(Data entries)
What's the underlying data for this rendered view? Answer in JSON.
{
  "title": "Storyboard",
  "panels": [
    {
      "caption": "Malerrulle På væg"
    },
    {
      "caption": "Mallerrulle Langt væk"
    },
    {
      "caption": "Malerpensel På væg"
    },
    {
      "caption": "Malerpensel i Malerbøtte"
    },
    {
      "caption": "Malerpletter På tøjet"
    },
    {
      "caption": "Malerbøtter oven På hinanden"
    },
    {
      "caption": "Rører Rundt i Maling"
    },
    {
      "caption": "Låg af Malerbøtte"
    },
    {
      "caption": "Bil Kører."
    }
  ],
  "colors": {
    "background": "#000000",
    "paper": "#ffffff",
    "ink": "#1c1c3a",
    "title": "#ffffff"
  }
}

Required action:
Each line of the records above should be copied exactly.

Answer to the problem:
What's the underlying data for this rendered view? Answer in JSON.
{
  "title": "Storyboard",
  "panels": [
    {
      "caption": "Malerrulle På væg"
    },
    {
      "caption": "Mallerrulle Langt væk"
    },
    {
      "caption": "Malerpensel På væg"
    },
    {
      "caption": "Malerpensel i Malerbøtte"
    },
    {
      "caption": "Malerpletter På tøjet"
    },
    {
      "caption": "Malerbøtter oven På hinanden"
    },
    {
      "caption": "Rører Rundt i Maling"
    },
    {
      "caption": "Låg af Malerbøtte"
    },
    {
      "caption": "Bil Kører."
    }
  ],
  "colors": {
    "background": "#000000",
    "paper": "#ffffff",
    "ink": "#1c1c3a",
    "title": "#ffffff"
  }
}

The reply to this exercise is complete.